Clayton Hass NFR

Jeff & Suzy Hass of Terrell (left), pictured with their son Clayton and his wife Alex, prepare for Clayton's fourth appearance at the Wrangler National Finals Rodeo that premieres tonight from Globe Life Field in Arlington. 

ARLINGTON, Texas — Kaufman County’s rich history of legendary cowboys premieres again tonight as the Wrangler® National Finals Rodeo (NFR) begins at the Texas Ranger’s Globe Life Field in Arlington.

Kaufman county native and Terrell High School Alum, Clayton Hass, will make his fourth appearance at the finals during an unprecedented and historic year.

Hass, a 2002 Terrell High School graduate, is currently ranked 12th in the world in steer wrestling and will compete over the next 10 days, drawing number 91 as his back number, for prize money and bragging rights in one of the most unique NFR experiences of his career – one that’s close to home.

The NFR originated in Texas and the first three years of the event were held at the Dallas State Fairgrounds beginning in 1959. Years later, the event moved to Las Vegas and has been staged annually at the Thomas & Mack Center at UNLV in Las Vegas since 1985. That venue is not available for live entertainment with fans this year due to coronavirus restrictions in Nevada. The announcement for the temporary move to Globe Life was announced by ProRodeo officials and title sponsor Wrangler this past Fall.

“It’s pretty cool to have NFR so close to home,” Hass tells “I have had so many friends and family who couldn’t make the trip to Vegas in years past for various reasons; so this is a great opportunity for those who want to be a part of the action, can come and experience it with us.”

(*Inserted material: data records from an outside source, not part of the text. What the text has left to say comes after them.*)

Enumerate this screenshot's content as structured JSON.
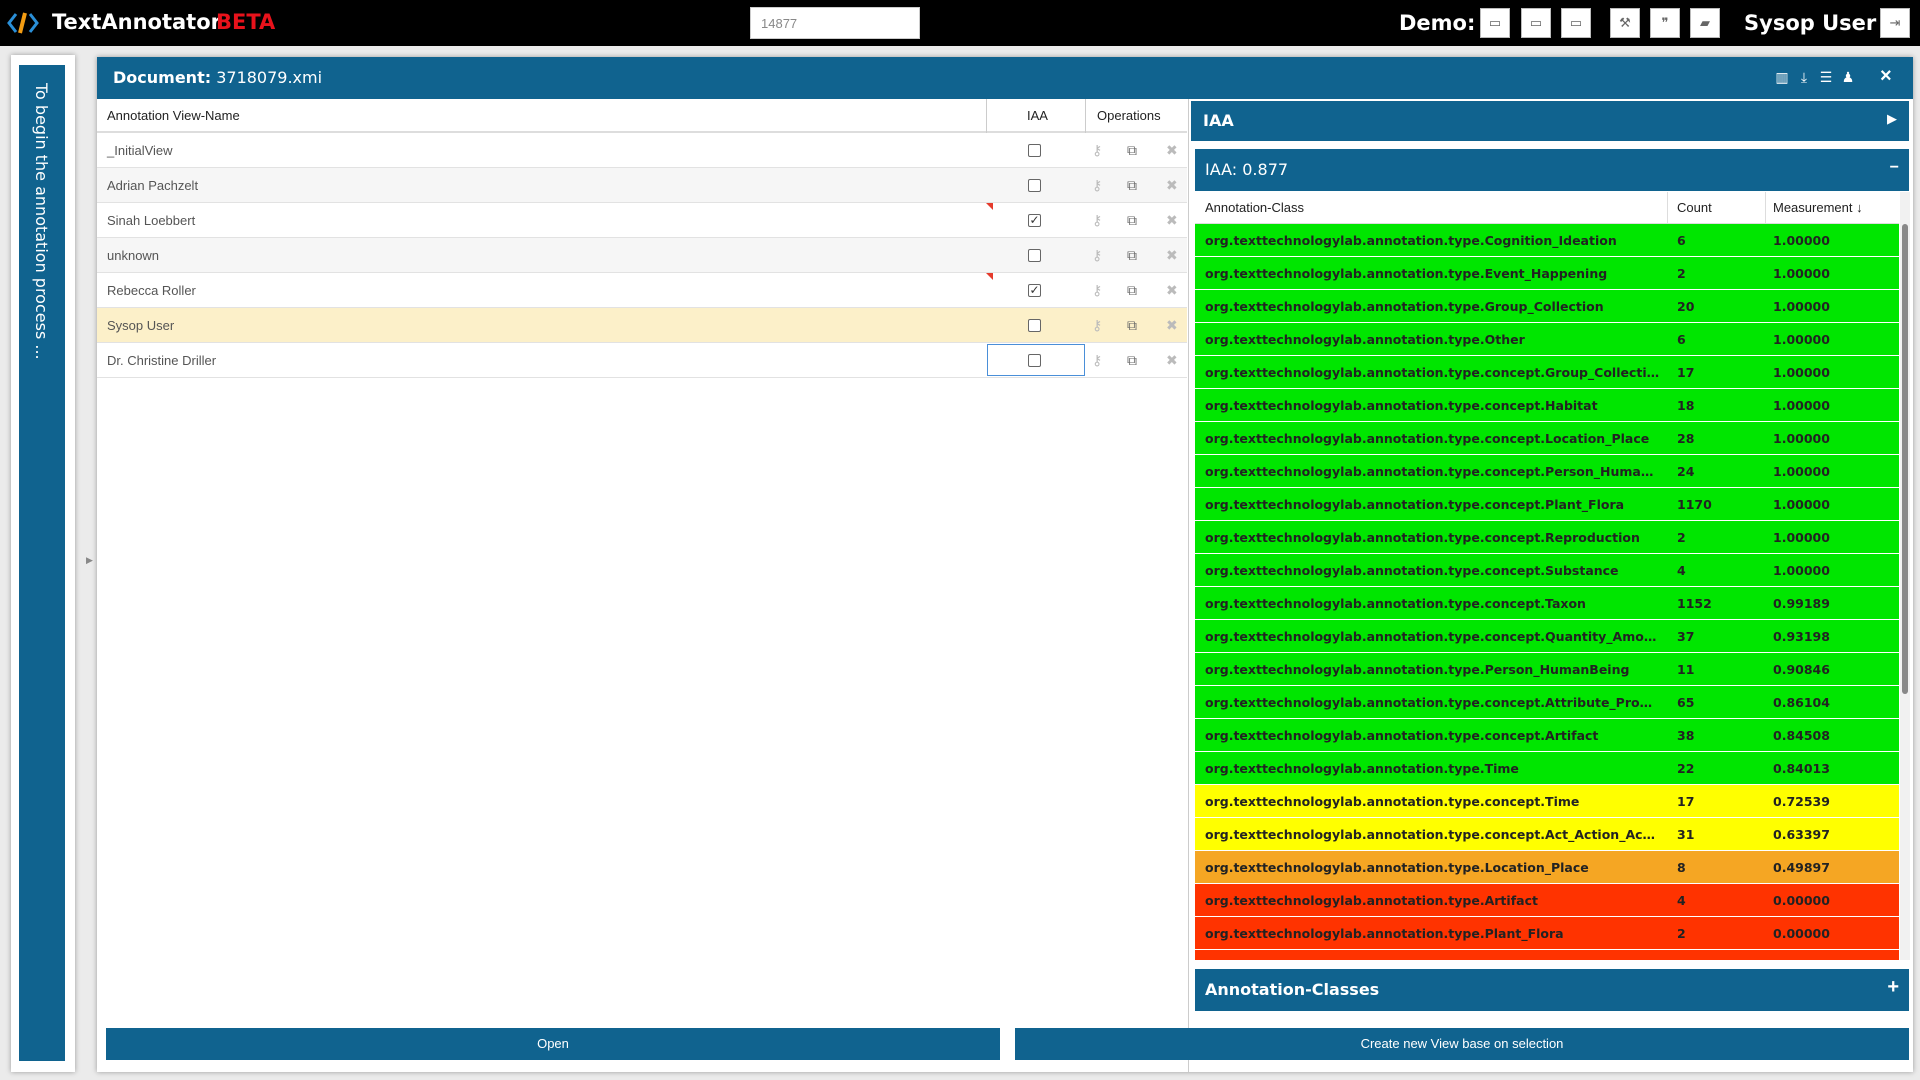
{
  "app": {
    "title": "TextAnnotator",
    "beta": "BETA",
    "search_value": "14877",
    "demo_label": "Demo:",
    "user": "Sysop User"
  },
  "sidebar": {
    "text": "To begin the annotation process ..."
  },
  "document": {
    "label": "Document:",
    "name": "3718079.xmi"
  },
  "views_table": {
    "headers": {
      "name": "Annotation View-Name",
      "iaa": "IAA",
      "ops": "Operations"
    },
    "rows": [
      {
        "name": "_InitialView",
        "checked": false
      },
      {
        "name": "Adrian Pachzelt",
        "checked": false
      },
      {
        "name": "Sinah Loebbert",
        "checked": true
      },
      {
        "name": "unknown",
        "checked": false
      },
      {
        "name": "Rebecca Roller",
        "checked": true
      },
      {
        "name": "Sysop User",
        "checked": false
      },
      {
        "name": "Dr. Christine Driller",
        "checked": false
      }
    ]
  },
  "iaa_panel": {
    "title": "IAA",
    "score": "IAA: 0.877"
  },
  "class_table": {
    "headers": {
      "cls": "Annotation-Class",
      "count": "Count",
      "measure": "Measurement"
    },
    "colors": {
      "green": "#00e600",
      "yellow": "#ffff00",
      "orange": "#f5a623",
      "red": "#ff3300"
    },
    "rows": [
      {
        "cls": "org.texttechnologylab.annotation.type.Cognition_Ideation",
        "count": "6",
        "measure": "1.00000",
        "color": "green"
      },
      {
        "cls": "org.texttechnologylab.annotation.type.Event_Happening",
        "count": "2",
        "measure": "1.00000",
        "color": "green"
      },
      {
        "cls": "org.texttechnologylab.annotation.type.Group_Collection",
        "count": "20",
        "measure": "1.00000",
        "color": "green"
      },
      {
        "cls": "org.texttechnologylab.annotation.type.Other",
        "count": "6",
        "measure": "1.00000",
        "color": "green"
      },
      {
        "cls": "org.texttechnologylab.annotation.type.concept.Group_Collection",
        "count": "17",
        "measure": "1.00000",
        "color": "green"
      },
      {
        "cls": "org.texttechnologylab.annotation.type.concept.Habitat",
        "count": "18",
        "measure": "1.00000",
        "color": "green"
      },
      {
        "cls": "org.texttechnologylab.annotation.type.concept.Location_Place",
        "count": "28",
        "measure": "1.00000",
        "color": "green"
      },
      {
        "cls": "org.texttechnologylab.annotation.type.concept.Person_HumanBei...",
        "count": "24",
        "measure": "1.00000",
        "color": "green"
      },
      {
        "cls": "org.texttechnologylab.annotation.type.concept.Plant_Flora",
        "count": "1170",
        "measure": "1.00000",
        "color": "green"
      },
      {
        "cls": "org.texttechnologylab.annotation.type.concept.Reproduction",
        "count": "2",
        "measure": "1.00000",
        "color": "green"
      },
      {
        "cls": "org.texttechnologylab.annotation.type.concept.Substance",
        "count": "4",
        "measure": "1.00000",
        "color": "green"
      },
      {
        "cls": "org.texttechnologylab.annotation.type.concept.Taxon",
        "count": "1152",
        "measure": "0.99189",
        "color": "green"
      },
      {
        "cls": "org.texttechnologylab.annotation.type.concept.Quantity_Amount",
        "count": "37",
        "measure": "0.93198",
        "color": "green"
      },
      {
        "cls": "org.texttechnologylab.annotation.type.Person_HumanBeing",
        "count": "11",
        "measure": "0.90846",
        "color": "green"
      },
      {
        "cls": "org.texttechnologylab.annotation.type.concept.Attribute_Property",
        "count": "65",
        "measure": "0.86104",
        "color": "green"
      },
      {
        "cls": "org.texttechnologylab.annotation.type.concept.Artifact",
        "count": "38",
        "measure": "0.84508",
        "color": "green"
      },
      {
        "cls": "org.texttechnologylab.annotation.type.Time",
        "count": "22",
        "measure": "0.84013",
        "color": "green"
      },
      {
        "cls": "org.texttechnologylab.annotation.type.concept.Time",
        "count": "17",
        "measure": "0.72539",
        "color": "yellow"
      },
      {
        "cls": "org.texttechnologylab.annotation.type.concept.Act_Action_Activity",
        "count": "31",
        "measure": "0.63397",
        "color": "yellow"
      },
      {
        "cls": "org.texttechnologylab.annotation.type.Location_Place",
        "count": "8",
        "measure": "0.49897",
        "color": "orange"
      },
      {
        "cls": "org.texttechnologylab.annotation.type.Artifact",
        "count": "4",
        "measure": "0.00000",
        "color": "red"
      },
      {
        "cls": "org.texttechnologylab.annotation.type.Plant_Flora",
        "count": "2",
        "measure": "0.00000",
        "color": "red"
      },
      {
        "cls": "",
        "count": "",
        "measure": "",
        "color": "red"
      }
    ]
  },
  "annotation_classes_panel": {
    "title": "Annotation-Classes"
  },
  "buttons": {
    "open": "Open",
    "create": "Create new View base on selection"
  }
}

Hass is not the first local cowboy to make an appearance at NFR. A host of participants, livestock contractors, flag bearers, pick-up men and world champions have been Kaufman county natives since NFR’s inception.

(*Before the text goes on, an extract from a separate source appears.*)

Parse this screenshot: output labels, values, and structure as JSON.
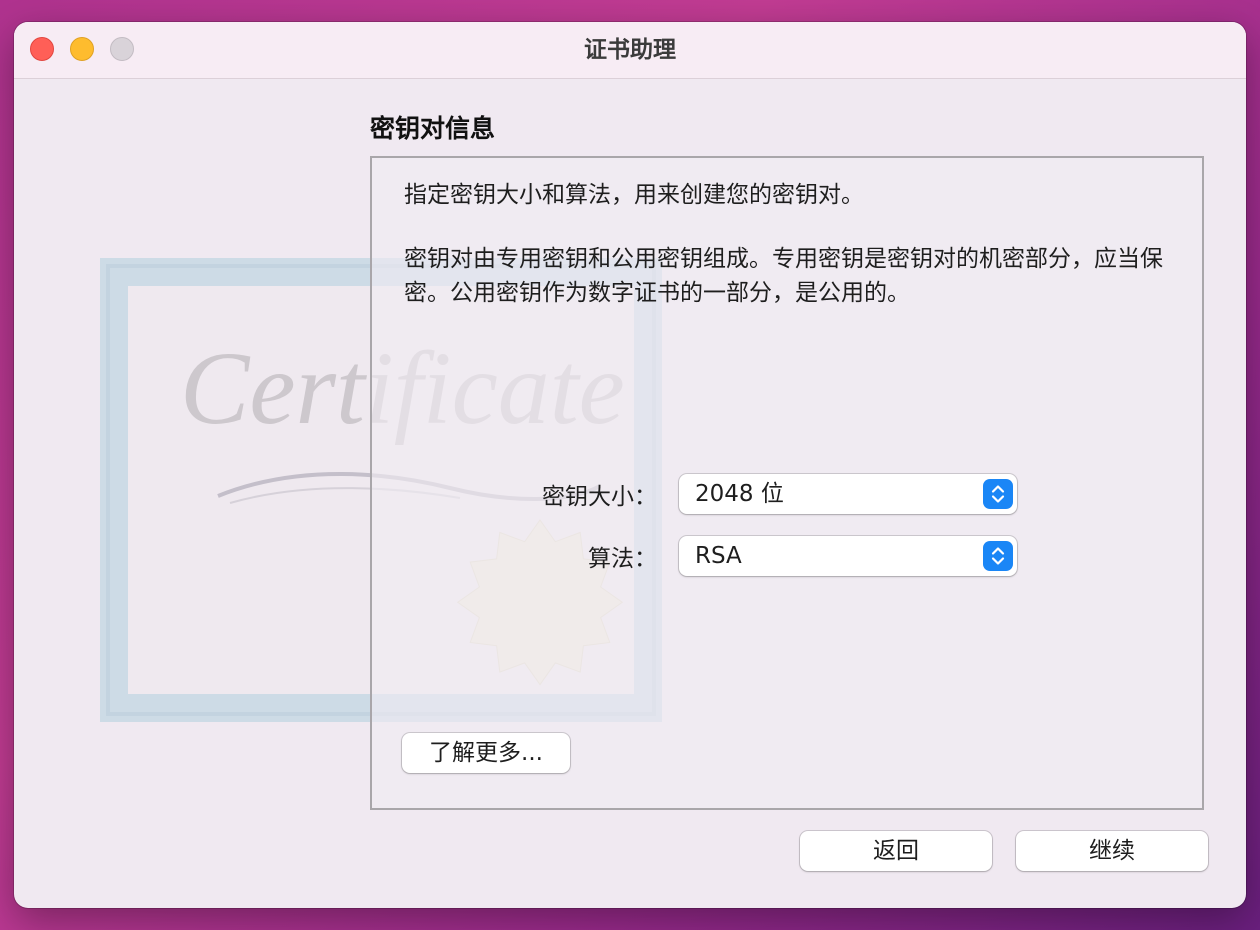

Pro Rodeo Hall of Famer Don Gay, of Terrell, has won 8 bull riding world titles (1974-77, 1979-81, 1984), more than anyone else, a record he has held for the last 36 years.

Hass began his rodeo career at age 7, just a few miles from Gay’s ranch north of Terrell.

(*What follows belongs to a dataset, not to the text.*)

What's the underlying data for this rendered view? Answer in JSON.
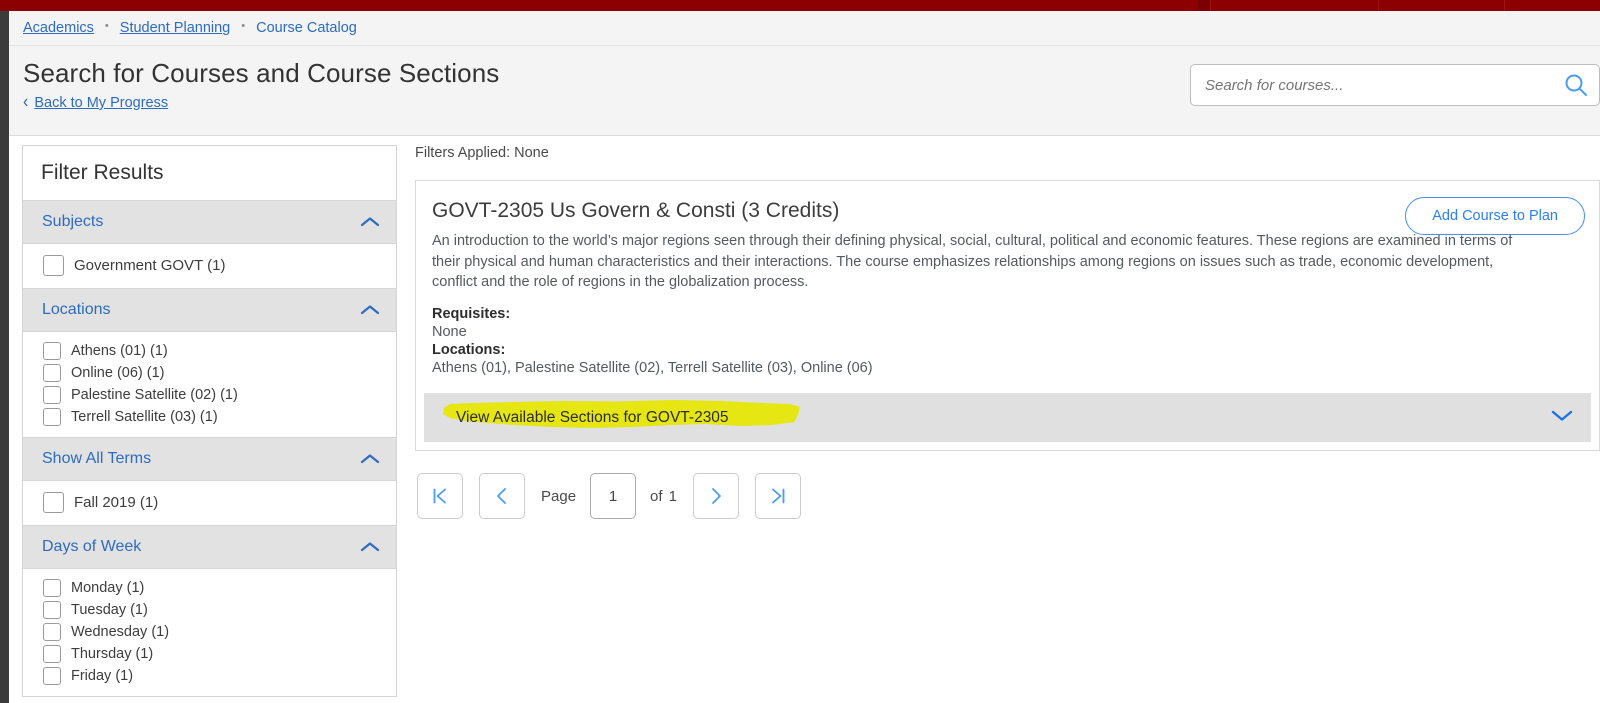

Hass NFR Headshot

Growing up watching his parents, Jeff & Suzy, manage Lamar Ranch while practicing on a bucking barrel suspended by ropes in the back yard; Hass says he hoped he would end up at NFR, but says he never could imagine all the hard work and miles traveled to make it to the finals even once.

“It’s pretty cool to see guys like Tyler Wade and I, who grew up going to rodeos and exposed to the business, doing what we love and making a career out of it,” Hass says. “I hope the next generation is watching and inspired too.”

Tyler Wade, also from Terrell, just narrowly missed qualifying for this year’s finals in Team Roping, after breaking two NFR records in that event last year.

“This year has definitely been a challenge, there have been far less rodeos this year and there were lots of miles between them,” Hass told on Wednesday following grand entry rehearsals and class photo at Globe Life.

The Wrangler National Finals Rodeo, is the season-ending championship event for the Professional Rodeo Cowboys Association and is widely acknowledged to be the world’s premier rodeo.

The top 15 contestants in bareback riding, steer wrestling, team roping (headers and heelers), saddle bronc riding, tie-down roping, barrel racing and bull riding – based on money won during the regular season including ProRodeo Tour events, the Justin Playoffs, and for many bull riders, PRCA Xtreme Bulls Tour earnings – qualify to compete at the Wrangler NFR. At the conclusion of the Wrangler NFR, the sport’s world champions are determined based on total season earnings – what they win during the Wrangler NFR added to what they won before the Wrangler NFR.

Rodeo organizers are taking COVID-19 precautions seriously. Seats were sold in groups of four with separation between groups. Contact-limiting measures, such as mobile tickets and cashless payments, have been implemented throughout the event. There will also be metal detector screenings and a no bag policy at entries on performance nights. Masks are required unless eating or drinking for visitors and participants.

Reportedly sold out to an estimated 14,000 spectators each night, NFR is being televised nightly on the Cowboy Channel and RFD-TV. Check your local listings. For more information on the NFR click here.

Nearby Fort Worth will also play host to the Wrangler NFR 2020 experience, as the annual PRCA Convention will be held November 30 to December 3, 2020, in addition to the Cowboy Christmas the Junior Rodeo Finals and a slew of other rodeo related events.

Stay tuned to for continuing coverage of Kaufman county ties to the historic NFR, including results and more from our exclusive interview with Hass.